“From the pavements of resistance in South Africa to the pulpits of the world’s great cathedrals and places of worship, and the prestigious setting of the Nobel Peace Prize ceremony, the Arch distinguished himself as a non-sectarian, inclusive champion of universal human rights.”
South Africa’s Nobel Peace Prize-winning activist for racial justice and LGBT rights and retired Anglican Archbishop of Cape Town, Desmond Tutu, died on Sunday at the age of 90. His demise was confirmed by South African President Cyril Ramaphosa.
Emeritus Desmond Tutu’s death on Sunday “is another chapter of bereavement in our nation’s farewell to a generation of outstanding South Africans who have bequeathed us a liberated South Africa,” Ramaphosa said in a statement.
Tutu had been hospitalized several times since 2015, after being diagnosed with prostate cancer in 1997. In recent years he and his wife, Leah, lived in a retirement community outside Cape Town.
On Boxing Day, Tutu breathed his last at the Oasis Frail Care Centre in Cape Town.
Who was Desmond Tutu?
Born in 1931 in Klerksdorp, Transvaal, Emeritus Desmond Tutu was a contemporary of anti-apartheid icon Nelson Mandela.
The son of a teacher and a domestic servant, Tutu completed his primary education at Johannesburg Bantu High School. Later, he trained first as a teacher at Pretoria Bantu Normal College and he graduated from the University of South Africa in 1954, according to the official website of Noble Prize.
After serving as a high school teacher for three years, he started pursuing higher education in theology. He was ordained as a priest in 1960.
In the following years, he travelled between England and South Africa as a cleric and educationist and broadened his knowledge of theology. In 1975, he became the first black to be appointed Dean of St. Mary’s Cathedral in Johannesburg. In 1978, he became the first black General Secretary of the South African Council of Churches.
Tutu was an advocate for a “democratic and just society without racial divisions” and throughout his life, his principles have been based around equal civil rights, an equal system of education, the abolition of South Africa’s passport laws and so on.
Archbishop of Cape Town
Following the retirement of Philip Russel as the Archbishop of Cape Town in February 1986, the Black Solidarity Group charted an agenda to get Tutu as the next Archibishop.
Tutu, who secured a two-thirds majority, and became the first black man to be the Archibishop of Cape Town.

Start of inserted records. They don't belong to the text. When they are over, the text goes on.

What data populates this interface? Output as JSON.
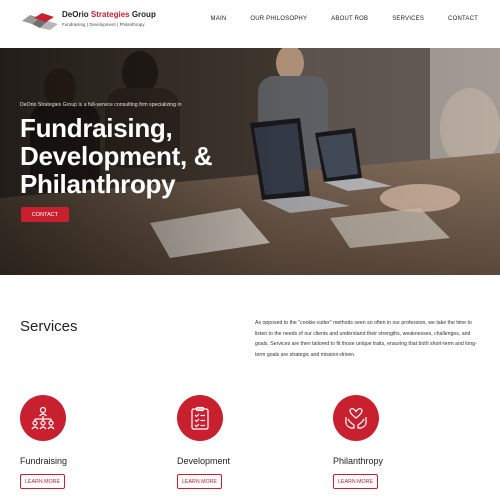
{
  "logo": {
    "name_part1": "DeOrio",
    "name_accent": "Strategies",
    "name_part2": "Group",
    "tagline": "Fundraising  |  Development  |  Philanthropy"
  },
  "nav": {
    "items": [
      "MAIN",
      "OUR PHILOSOPHY",
      "ABOUT ROB",
      "SERVICES",
      "CONTACT"
    ]
  },
  "hero": {
    "tagline": "DeOrio Strategies Group is a full-service consulting firm specializing in",
    "title_line1": "Fundraising,",
    "title_line2": "Development, &",
    "title_line3": "Philanthropy",
    "cta_label": "CONTACT"
  },
  "services": {
    "title": "Services",
    "description": "As opposed to the \"cookie-cutter\" methods seen so often in our profession, we take the time to listen to the needs of our clients and understand their strengths, weaknesses, challenges, and goals. Services are then tailored to fit those unique traits, ensuring that both short-term and long-term goals are strategic and mission-driven.",
    "cards": [
      {
        "name": "Fundraising",
        "button": "LEARN MORE",
        "icon": "people-network-icon"
      },
      {
        "name": "Development",
        "button": "LEARN MORE",
        "icon": "clipboard-checklist-icon"
      },
      {
        "name": "Philanthropy",
        "button": "LEARN MORE",
        "icon": "hands-heart-icon"
      }
    ]
  },
  "colors": {
    "accent": "#c8202f",
    "text": "#222222",
    "background": "#ffffff"
  }
}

However, his ascend to the post was not well received by many, and in protest, white Anglicans left the church.
Work and Noble Peace Prize
The Nobel Peace Prize in 1984 highlighted his stature as one of the world’s most effective champions for human rights, a responsibility he took seriously for the rest of his life.
Throughout the 1980s — when South Africa was gripped by anti-apartheid violence and a state of emergency giving police and the military sweeping powers — Tutu was one of the most prominent Blacks able to speak out against abuses.
Tutu had unconditional support for leaders in the likes of Nelson Mandela and always kept his distance from the African National Congress (ANC), and refused to back its arm struggle.
He was also vocal about homophobic legislation in Uganda and supported assisted dying.
When Nelson Masden became the President of a free South Africa, following the nation’s first free election in 1994, he had asked Tutu to chair the Truth and Reconciliation Commission (TRC). The TRC is often termed as the “climax of Tutu’s career” and the controversial Commission looked into the apartheid-era human rights abuses.
(with inputs from agencies)